Reviewing and Finalizing the Report

Reviewing your report is as essential as its creation. Remember that errors led to 671 financial restatements in 2019 in the U.S. Avoid being part of this statistic by thoroughly proofreading your report for any inaccuracies or omissions in data.

See also  How to Report Elder Financial Abuse

Utilize automated tools where possible as this can help reduce human errors. According to EY (Ernst & Young), automation can cut down financial report preparation time by up to 70%, ensuring efficiency while maintaining accuracy.

Tips for Effective Financial Reporting

To make your report more effective, prioritize clarity and simplicity. Avoid overcrowding details but ensure all significant results are included and precisely outlined.Financial jargon should be limited to make the report reader-friendly. Use visuals like graphs or pie charts to represent data wherever relevant; they provide a quick yet informative glance at finances.

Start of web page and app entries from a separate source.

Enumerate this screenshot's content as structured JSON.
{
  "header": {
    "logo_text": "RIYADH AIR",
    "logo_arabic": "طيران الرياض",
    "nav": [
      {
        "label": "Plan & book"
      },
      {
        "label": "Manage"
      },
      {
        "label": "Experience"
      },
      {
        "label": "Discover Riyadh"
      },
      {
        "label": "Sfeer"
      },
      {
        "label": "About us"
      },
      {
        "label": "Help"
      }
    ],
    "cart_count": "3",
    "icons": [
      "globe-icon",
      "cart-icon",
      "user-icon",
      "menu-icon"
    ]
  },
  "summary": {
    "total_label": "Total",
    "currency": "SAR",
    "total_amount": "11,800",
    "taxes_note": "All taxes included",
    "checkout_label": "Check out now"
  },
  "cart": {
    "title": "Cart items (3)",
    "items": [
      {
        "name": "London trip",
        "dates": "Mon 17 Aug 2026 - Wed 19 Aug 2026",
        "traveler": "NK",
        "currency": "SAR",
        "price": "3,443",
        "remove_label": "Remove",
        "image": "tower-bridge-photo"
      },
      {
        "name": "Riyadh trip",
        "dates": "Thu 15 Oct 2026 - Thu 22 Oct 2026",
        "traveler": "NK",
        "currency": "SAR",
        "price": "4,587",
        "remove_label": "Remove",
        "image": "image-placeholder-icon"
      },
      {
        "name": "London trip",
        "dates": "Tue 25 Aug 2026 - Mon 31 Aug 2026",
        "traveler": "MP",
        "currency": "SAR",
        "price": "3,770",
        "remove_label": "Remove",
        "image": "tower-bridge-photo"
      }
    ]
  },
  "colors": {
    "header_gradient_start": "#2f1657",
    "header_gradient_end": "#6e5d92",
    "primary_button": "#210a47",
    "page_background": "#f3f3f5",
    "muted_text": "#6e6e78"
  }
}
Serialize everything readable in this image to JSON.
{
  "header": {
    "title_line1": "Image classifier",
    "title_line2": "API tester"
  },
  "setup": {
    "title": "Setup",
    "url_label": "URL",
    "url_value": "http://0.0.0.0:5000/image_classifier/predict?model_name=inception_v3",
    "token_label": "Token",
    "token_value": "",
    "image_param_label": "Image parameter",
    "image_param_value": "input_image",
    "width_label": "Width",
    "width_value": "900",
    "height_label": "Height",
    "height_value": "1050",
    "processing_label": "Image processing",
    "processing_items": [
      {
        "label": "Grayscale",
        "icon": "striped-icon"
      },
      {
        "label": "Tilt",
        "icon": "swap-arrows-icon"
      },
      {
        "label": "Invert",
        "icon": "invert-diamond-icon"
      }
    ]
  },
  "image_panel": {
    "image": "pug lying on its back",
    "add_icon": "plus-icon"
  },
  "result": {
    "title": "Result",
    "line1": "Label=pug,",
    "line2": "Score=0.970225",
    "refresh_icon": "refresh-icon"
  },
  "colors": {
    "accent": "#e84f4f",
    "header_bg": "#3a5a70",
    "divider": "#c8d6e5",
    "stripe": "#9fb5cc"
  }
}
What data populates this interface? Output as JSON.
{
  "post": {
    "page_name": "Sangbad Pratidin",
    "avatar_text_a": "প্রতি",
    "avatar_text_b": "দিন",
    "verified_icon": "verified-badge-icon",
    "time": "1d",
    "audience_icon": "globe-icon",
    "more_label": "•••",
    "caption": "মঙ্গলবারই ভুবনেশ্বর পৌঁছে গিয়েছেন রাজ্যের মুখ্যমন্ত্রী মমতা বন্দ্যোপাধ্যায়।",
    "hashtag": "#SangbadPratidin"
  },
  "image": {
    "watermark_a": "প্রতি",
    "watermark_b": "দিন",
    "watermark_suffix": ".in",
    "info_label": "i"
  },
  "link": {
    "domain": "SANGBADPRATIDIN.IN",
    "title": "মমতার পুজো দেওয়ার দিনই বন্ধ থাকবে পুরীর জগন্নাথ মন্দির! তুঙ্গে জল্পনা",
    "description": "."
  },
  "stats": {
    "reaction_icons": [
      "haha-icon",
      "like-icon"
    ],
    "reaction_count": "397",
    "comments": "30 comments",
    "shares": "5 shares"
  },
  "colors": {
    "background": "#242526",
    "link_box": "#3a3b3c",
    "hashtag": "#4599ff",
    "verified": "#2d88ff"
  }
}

Funnily enough, do not just focus on numbers. Including non-financial performance indicators alongside financial metrics offers a holistic view of business performance.

Last but not least, regular financial reporting – monthly or quarterly – can help detect issues early on before they escalate, thus making management more efficient.

Bringing It All Together

Creating a financial report requires careful collection and accurate analysis of financial data. Prioritize accuracy, use an appropriate format, consider important ratios, add non-financial indicators, and always review your work. Executing these steps diligently will result in an effective financial report that benefits your business and stakeholders by providing timely insights into fiscal health.

FAQ Section

What is a financial report?
A financial report is a document providing record of a company’s financial activities and position. It includes three major statements: an income statement, balance sheet, and a cash flow statement.
Why is a financial report important?
Financial report offers insight into a business’ financial health. It helps businesses keep track of their funds, observe trends, make forecasts, and make informed decisions.
What basic information should a financial report include?
A basic financial report should include an income statement, a balance sheet, a cash flow statement, and an overview or executive summary.
What is the role of data collection in financial reporting?
Data collection is crucial in financial reporting as it provides the raw numbers needed to generate income statements, balance sheets, and cash flow statements.
How often should a financial report be prepared?
Generally, financial reports should be prepared on a quarterly basis, as they provide a snapshot of a company’s financial health and enable informed decision-making.
What are financial ratios?
Financial ratios are mathematical comparisons of financial statement accounts or categories. These relationships between the financial statement accounts help investors, creditors, and internal company management understand how well a business is performing and areas of needing improvement.
What is the income statement?
An income statement is a type of financial statement that reveals a company’s revenues, expenses, and overall profits or losses over a specific period.
What does a balance sheet tell you?
A balance sheet gives a snapshot of what a business owns (assets), owes (liabilities), and the amount left when you subtract what you owe from what you own (equity), at a specific point in time.
What is a cash flow statement?
A cash flow statement shows how changes in balance sheet accounts and income affect cash and cash equivalents, and breaks the analysis down to operating, investing, and financing activities.
What is an executive summary in a finance report?
An executive summary in a financial report provides a brief and comprehensive synopsis of the business’ financial condition. It highlights the important aspects of the financial report without going into details.